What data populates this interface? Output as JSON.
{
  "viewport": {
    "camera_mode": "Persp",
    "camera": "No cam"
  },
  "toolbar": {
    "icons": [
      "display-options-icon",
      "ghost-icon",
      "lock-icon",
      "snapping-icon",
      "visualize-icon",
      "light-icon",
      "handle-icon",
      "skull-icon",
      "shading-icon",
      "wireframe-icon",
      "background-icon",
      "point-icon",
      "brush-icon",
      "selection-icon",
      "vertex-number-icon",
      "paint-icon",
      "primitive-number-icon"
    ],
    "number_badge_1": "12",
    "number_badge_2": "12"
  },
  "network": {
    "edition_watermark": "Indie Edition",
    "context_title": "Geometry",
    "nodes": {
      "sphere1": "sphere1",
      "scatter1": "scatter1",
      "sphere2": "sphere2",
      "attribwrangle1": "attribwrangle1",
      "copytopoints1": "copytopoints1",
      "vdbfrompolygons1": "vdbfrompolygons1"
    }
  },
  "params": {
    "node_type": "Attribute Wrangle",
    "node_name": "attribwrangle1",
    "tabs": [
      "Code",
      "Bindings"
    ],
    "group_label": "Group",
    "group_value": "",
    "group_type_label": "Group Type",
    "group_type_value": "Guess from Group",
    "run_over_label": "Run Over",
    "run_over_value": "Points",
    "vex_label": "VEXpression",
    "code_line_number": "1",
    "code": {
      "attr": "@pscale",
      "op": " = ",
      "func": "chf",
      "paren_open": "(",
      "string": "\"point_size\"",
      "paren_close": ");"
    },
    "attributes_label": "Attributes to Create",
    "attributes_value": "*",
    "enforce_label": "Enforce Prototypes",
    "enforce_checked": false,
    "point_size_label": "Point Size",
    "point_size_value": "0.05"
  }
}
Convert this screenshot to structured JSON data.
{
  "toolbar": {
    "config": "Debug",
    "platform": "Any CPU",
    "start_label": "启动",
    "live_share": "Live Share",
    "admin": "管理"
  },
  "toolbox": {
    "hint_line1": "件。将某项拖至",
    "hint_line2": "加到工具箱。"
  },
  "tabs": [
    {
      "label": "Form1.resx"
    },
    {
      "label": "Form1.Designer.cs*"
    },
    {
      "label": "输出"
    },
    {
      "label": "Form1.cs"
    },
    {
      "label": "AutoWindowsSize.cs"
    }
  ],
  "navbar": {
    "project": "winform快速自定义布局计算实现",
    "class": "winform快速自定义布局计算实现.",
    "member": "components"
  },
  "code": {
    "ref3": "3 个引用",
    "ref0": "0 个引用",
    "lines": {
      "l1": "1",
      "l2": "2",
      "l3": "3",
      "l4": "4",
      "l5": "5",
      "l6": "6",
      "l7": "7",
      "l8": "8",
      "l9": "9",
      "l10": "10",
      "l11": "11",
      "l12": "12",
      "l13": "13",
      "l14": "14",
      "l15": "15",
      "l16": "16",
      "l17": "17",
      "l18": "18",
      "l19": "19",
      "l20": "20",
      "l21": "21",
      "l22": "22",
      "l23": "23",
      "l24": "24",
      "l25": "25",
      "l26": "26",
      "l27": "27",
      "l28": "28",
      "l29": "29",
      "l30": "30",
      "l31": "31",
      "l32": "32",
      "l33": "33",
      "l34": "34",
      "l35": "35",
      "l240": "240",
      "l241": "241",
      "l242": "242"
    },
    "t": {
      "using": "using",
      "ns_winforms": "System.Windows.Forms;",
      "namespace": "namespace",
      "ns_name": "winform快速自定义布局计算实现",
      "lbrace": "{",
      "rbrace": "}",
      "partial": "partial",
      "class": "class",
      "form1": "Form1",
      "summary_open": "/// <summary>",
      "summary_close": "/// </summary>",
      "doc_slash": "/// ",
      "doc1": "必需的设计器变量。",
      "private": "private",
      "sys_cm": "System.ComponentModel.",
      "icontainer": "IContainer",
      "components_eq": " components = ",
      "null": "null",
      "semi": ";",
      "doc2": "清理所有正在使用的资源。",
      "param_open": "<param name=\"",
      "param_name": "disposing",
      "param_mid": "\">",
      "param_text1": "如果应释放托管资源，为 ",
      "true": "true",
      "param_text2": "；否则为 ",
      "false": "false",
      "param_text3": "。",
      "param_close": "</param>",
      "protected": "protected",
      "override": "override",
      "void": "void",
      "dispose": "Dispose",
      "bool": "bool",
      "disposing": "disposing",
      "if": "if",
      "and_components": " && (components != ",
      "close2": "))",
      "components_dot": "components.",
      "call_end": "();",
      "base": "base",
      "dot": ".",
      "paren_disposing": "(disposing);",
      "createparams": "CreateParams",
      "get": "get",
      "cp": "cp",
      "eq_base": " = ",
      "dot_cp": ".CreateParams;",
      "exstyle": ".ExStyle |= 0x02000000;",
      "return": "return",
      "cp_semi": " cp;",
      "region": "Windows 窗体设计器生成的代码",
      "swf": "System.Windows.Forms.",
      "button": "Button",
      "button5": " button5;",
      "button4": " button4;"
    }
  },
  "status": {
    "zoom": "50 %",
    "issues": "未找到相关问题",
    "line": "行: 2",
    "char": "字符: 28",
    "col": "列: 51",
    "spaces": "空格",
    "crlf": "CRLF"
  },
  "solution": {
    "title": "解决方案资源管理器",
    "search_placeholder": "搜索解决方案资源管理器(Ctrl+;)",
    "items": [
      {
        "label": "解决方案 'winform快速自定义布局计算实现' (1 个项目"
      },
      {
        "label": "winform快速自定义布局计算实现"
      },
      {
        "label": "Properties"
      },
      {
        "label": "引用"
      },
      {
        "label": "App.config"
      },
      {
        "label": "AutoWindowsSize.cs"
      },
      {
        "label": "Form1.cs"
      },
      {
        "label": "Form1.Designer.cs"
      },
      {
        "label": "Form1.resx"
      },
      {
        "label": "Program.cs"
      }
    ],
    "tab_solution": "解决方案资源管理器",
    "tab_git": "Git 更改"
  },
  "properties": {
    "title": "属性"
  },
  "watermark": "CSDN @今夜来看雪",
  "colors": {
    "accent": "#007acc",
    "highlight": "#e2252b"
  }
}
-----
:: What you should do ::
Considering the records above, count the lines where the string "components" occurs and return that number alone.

:: Response below ::
4